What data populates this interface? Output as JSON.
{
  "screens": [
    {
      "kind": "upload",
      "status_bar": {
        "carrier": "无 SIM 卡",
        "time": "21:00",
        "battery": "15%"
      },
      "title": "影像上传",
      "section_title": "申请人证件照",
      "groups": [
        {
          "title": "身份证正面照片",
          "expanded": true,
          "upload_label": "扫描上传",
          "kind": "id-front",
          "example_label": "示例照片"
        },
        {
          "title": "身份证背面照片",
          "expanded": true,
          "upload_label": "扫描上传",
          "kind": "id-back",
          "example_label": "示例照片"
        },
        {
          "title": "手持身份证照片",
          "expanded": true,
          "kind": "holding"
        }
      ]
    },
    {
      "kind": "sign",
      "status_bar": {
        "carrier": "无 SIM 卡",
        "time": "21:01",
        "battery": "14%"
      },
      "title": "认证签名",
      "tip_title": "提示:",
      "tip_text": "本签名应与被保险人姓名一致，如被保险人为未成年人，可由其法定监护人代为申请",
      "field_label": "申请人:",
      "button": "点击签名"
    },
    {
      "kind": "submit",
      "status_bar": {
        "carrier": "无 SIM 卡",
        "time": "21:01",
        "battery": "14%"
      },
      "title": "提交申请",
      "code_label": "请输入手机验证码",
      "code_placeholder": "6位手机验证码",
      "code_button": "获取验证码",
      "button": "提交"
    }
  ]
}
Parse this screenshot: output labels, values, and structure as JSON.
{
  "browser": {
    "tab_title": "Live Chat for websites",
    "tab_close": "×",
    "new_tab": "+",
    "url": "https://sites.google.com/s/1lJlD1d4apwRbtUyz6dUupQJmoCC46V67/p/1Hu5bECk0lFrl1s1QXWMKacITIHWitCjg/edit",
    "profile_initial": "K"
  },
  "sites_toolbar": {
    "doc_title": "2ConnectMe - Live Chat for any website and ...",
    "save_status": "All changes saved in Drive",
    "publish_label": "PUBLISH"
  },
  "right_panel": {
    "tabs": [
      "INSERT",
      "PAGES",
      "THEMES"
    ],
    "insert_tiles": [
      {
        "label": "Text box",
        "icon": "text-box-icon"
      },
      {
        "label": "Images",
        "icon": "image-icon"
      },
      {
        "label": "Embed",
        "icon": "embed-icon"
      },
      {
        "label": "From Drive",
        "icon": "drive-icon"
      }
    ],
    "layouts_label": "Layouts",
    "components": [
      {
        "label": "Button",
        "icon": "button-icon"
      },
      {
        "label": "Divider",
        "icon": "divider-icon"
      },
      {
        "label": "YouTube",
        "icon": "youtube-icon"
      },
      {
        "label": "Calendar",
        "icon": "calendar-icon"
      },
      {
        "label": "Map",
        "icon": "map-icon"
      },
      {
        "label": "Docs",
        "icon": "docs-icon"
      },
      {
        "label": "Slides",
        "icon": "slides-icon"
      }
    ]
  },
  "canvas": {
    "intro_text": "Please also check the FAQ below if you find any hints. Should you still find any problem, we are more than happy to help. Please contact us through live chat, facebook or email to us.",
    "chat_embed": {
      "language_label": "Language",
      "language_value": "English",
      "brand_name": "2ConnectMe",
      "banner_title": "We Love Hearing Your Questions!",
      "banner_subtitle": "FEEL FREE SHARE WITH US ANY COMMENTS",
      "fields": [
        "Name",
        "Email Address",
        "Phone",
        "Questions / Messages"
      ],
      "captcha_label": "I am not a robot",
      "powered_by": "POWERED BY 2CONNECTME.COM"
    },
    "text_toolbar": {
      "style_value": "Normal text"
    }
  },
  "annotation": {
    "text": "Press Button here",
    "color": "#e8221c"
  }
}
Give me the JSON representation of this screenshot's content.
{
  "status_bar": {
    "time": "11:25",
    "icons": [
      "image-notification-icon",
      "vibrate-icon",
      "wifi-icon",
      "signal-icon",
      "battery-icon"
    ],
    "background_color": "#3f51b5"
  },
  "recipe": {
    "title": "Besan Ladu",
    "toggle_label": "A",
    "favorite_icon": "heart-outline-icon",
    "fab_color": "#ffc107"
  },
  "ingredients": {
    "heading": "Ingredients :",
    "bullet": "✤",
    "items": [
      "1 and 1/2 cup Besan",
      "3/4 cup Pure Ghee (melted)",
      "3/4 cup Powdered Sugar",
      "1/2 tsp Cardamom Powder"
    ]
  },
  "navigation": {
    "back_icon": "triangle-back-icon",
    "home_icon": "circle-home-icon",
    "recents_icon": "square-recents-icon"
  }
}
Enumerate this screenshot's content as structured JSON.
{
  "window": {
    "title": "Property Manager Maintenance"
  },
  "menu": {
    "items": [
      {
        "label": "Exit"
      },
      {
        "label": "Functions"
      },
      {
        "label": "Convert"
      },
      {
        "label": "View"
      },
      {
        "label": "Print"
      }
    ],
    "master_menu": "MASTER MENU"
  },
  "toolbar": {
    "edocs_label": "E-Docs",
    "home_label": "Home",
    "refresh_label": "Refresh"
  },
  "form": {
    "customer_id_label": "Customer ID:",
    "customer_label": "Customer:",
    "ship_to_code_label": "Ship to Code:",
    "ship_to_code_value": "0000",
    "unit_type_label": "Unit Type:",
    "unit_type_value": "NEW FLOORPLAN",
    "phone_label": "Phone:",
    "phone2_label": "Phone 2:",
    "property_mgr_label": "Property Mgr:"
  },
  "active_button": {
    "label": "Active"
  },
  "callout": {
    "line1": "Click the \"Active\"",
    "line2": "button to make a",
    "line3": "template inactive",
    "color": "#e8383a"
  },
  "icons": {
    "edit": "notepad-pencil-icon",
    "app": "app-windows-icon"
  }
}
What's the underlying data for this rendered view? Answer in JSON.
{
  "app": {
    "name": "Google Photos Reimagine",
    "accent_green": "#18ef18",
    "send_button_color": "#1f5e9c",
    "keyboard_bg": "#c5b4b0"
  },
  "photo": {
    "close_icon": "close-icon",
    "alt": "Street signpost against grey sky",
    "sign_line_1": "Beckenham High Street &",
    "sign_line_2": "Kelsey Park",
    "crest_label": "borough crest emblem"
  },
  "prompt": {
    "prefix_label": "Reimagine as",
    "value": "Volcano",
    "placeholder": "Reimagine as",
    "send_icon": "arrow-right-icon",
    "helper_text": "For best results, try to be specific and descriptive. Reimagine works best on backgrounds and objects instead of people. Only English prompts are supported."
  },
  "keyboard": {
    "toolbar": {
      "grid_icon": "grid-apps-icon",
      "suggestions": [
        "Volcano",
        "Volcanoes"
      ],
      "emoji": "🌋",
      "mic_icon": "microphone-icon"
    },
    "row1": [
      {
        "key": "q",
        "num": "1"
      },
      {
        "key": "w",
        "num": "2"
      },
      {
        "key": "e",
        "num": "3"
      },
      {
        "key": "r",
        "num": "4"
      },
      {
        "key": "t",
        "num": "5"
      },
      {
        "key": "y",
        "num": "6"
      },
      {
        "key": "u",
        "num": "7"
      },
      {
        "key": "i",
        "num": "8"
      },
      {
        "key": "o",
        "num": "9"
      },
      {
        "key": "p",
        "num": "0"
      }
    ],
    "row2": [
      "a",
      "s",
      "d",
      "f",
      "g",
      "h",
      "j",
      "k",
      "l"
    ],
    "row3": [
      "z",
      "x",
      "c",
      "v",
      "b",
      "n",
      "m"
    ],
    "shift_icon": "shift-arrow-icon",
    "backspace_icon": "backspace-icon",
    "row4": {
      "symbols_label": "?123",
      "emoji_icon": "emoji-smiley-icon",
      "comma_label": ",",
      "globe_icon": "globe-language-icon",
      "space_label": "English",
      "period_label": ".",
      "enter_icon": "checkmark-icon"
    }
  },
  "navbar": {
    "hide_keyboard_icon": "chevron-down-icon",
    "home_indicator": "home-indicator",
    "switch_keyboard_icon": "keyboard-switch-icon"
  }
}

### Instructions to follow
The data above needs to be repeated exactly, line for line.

### Expected answer
What data populates this interface? Output as JSON.
{
  "screens": [
    {
      "kind": "upload",
      "status_bar": {
        "carrier": "无 SIM 卡",
        "time": "21:00",
        "battery": "15%"
      },
      "title": "影像上传",
      "section_title": "申请人证件照",
      "groups": [
        {
          "title": "身份证正面照片",
          "expanded": true,
          "upload_label": "扫描上传",
          "kind": "id-front",
          "example_label": "示例照片"
        },
        {
          "title": "身份证背面照片",
          "expanded": true,
          "upload_label": "扫描上传",
          "kind": "id-back",
          "example_label": "示例照片"
        },
        {
          "title": "手持身份证照片",
          "expanded": true,
          "kind": "holding"
        }
      ]
    },
    {
      "kind": "sign",
      "status_bar": {
        "carrier": "无 SIM 卡",
        "time": "21:01",
        "battery": "14%"
      },
      "title": "认证签名",
      "tip_title": "提示:",
      "tip_text": "本签名应与被保险人姓名一致，如被保险人为未成年人，可由其法定监护人代为申请",
      "field_label": "申请人:",
      "button": "点击签名"
    },
    {
      "kind": "submit",
      "status_bar": {
        "carrier": "无 SIM 卡",
        "time": "21:01",
        "battery": "14%"
      },
      "title": "提交申请",
      "code_label": "请输入手机验证码",
      "code_placeholder": "6位手机验证码",
      "code_button": "获取验证码",
      "button": "提交"
    }
  ]
}
Parse this screenshot: output labels, values, and structure as JSON.
{
  "browser": {
    "tab_title": "Live Chat for websites",
    "tab_close": "×",
    "new_tab": "+",
    "url": "https://sites.google.com/s/1lJlD1d4apwRbtUyz6dUupQJmoCC46V67/p/1Hu5bECk0lFrl1s1QXWMKacITIHWitCjg/edit",
    "profile_initial": "K"
  },
  "sites_toolbar": {
    "doc_title": "2ConnectMe - Live Chat for any website and ...",
    "save_status": "All changes saved in Drive",
    "publish_label": "PUBLISH"
  },
  "right_panel": {
    "tabs": [
      "INSERT",
      "PAGES",
      "THEMES"
    ],
    "insert_tiles": [
      {
        "label": "Text box",
        "icon": "text-box-icon"
      },
      {
        "label": "Images",
        "icon": "image-icon"
      },
      {
        "label": "Embed",
        "icon": "embed-icon"
      },
      {
        "label": "From Drive",
        "icon": "drive-icon"
      }
    ],
    "layouts_label": "Layouts",
    "components": [
      {
        "label": "Button",
        "icon": "button-icon"
      },
      {
        "label": "Divider",
        "icon": "divider-icon"
      },
      {
        "label": "YouTube",
        "icon": "youtube-icon"
      },
      {
        "label": "Calendar",
        "icon": "calendar-icon"
      },
      {
        "label": "Map",
        "icon": "map-icon"
      },
      {
        "label": "Docs",
        "icon": "docs-icon"
      },
      {
        "label": "Slides",
        "icon": "slides-icon"
      }
    ]
  },
  "canvas": {
    "intro_text": "Please also check the FAQ below if you find any hints. Should you still find any problem, we are more than happy to help. Please contact us through live chat, facebook or email to us.",
    "chat_embed": {
      "language_label": "Language",
      "language_value": "English",
      "brand_name": "2ConnectMe",
      "banner_title": "We Love Hearing Your Questions!",
      "banner_subtitle": "FEEL FREE SHARE WITH US ANY COMMENTS",
      "fields": [
        "Name",
        "Email Address",
        "Phone",
        "Questions / Messages"
      ],
      "captcha_label": "I am not a robot",
      "powered_by": "POWERED BY 2CONNECTME.COM"
    },
    "text_toolbar": {
      "style_value": "Normal text"
    }
  },
  "annotation": {
    "text": "Press Button here",
    "color": "#e8221c"
  }
}
Give me the JSON representation of this screenshot's content.
{
  "status_bar": {
    "time": "11:25",
    "icons": [
      "image-notification-icon",
      "vibrate-icon",
      "wifi-icon",
      "signal-icon",
      "battery-icon"
    ],
    "background_color": "#3f51b5"
  },
  "recipe": {
    "title": "Besan Ladu",
    "toggle_label": "A",
    "favorite_icon": "heart-outline-icon",
    "fab_color": "#ffc107"
  },
  "ingredients": {
    "heading": "Ingredients :",
    "bullet": "✤",
    "items": [
      "1 and 1/2 cup Besan",
      "3/4 cup Pure Ghee (melted)",
      "3/4 cup Powdered Sugar",
      "1/2 tsp Cardamom Powder"
    ]
  },
  "navigation": {
    "back_icon": "triangle-back-icon",
    "home_icon": "circle-home-icon",
    "recents_icon": "square-recents-icon"
  }
}
Enumerate this screenshot's content as structured JSON.
{
  "window": {
    "title": "Property Manager Maintenance"
  },
  "menu": {
    "items": [
      {
        "label": "Exit"
      },
      {
        "label": "Functions"
      },
      {
        "label": "Convert"
      },
      {
        "label": "View"
      },
      {
        "label": "Print"
      }
    ],
    "master_menu": "MASTER MENU"
  },
  "toolbar": {
    "edocs_label": "E-Docs",
    "home_label": "Home",
    "refresh_label": "Refresh"
  },
  "form": {
    "customer_id_label": "Customer ID:",
    "customer_label": "Customer:",
    "ship_to_code_label": "Ship to Code:",
    "ship_to_code_value": "0000",
    "unit_type_label": "Unit Type:",
    "unit_type_value": "NEW FLOORPLAN",
    "phone_label": "Phone:",
    "phone2_label": "Phone 2:",
    "property_mgr_label": "Property Mgr:"
  },
  "active_button": {
    "label": "Active"
  },
  "callout": {
    "line1": "Click the \"Active\"",
    "line2": "button to make a",
    "line3": "template inactive",
    "color": "#e8383a"
  },
  "icons": {
    "edit": "notepad-pencil-icon",
    "app": "app-windows-icon"
  }
}
What's the underlying data for this rendered view? Answer in JSON.
{
  "app": {
    "name": "Google Photos Reimagine",
    "accent_green": "#18ef18",
    "send_button_color": "#1f5e9c",
    "keyboard_bg": "#c5b4b0"
  },
  "photo": {
    "close_icon": "close-icon",
    "alt": "Street signpost against grey sky",
    "sign_line_1": "Beckenham High Street &",
    "sign_line_2": "Kelsey Park",
    "crest_label": "borough crest emblem"
  },
  "prompt": {
    "prefix_label": "Reimagine as",
    "value": "Volcano",
    "placeholder": "Reimagine as",
    "send_icon": "arrow-right-icon",
    "helper_text": "For best results, try to be specific and descriptive. Reimagine works best on backgrounds and objects instead of people. Only English prompts are supported."
  },
  "keyboard": {
    "toolbar": {
      "grid_icon": "grid-apps-icon",
      "suggestions": [
        "Volcano",
        "Volcanoes"
      ],
      "emoji": "🌋",
      "mic_icon": "microphone-icon"
    },
    "row1": [
      {
        "key": "q",
        "num": "1"
      },
      {
        "key": "w",
        "num": "2"
      },
      {
        "key": "e",
        "num": "3"
      },
      {
        "key": "r",
        "num": "4"
      },
      {
        "key": "t",
        "num": "5"
      },
      {
        "key": "y",
        "num": "6"
      },
      {
        "key": "u",
        "num": "7"
      },
      {
        "key": "i",
        "num": "8"
      },
      {
        "key": "o",
        "num": "9"
      },
      {
        "key": "p",
        "num": "0"
      }
    ],
    "row2": [
      "a",
      "s",
      "d",
      "f",
      "g",
      "h",
      "j",
      "k",
      "l"
    ],
    "row3": [
      "z",
      "x",
      "c",
      "v",
      "b",
      "n",
      "m"
    ],
    "shift_icon": "shift-arrow-icon",
    "backspace_icon": "backspace-icon",
    "row4": {
      "symbols_label": "?123",
      "emoji_icon": "emoji-smiley-icon",
      "comma_label": ",",
      "globe_icon": "globe-language-icon",
      "space_label": "English",
      "period_label": ".",
      "enter_icon": "checkmark-icon"
    }
  },
  "navbar": {
    "hide_keyboard_icon": "chevron-down-icon",
    "home_indicator": "home-indicator",
    "switch_keyboard_icon": "keyboard-switch-icon"
  }
}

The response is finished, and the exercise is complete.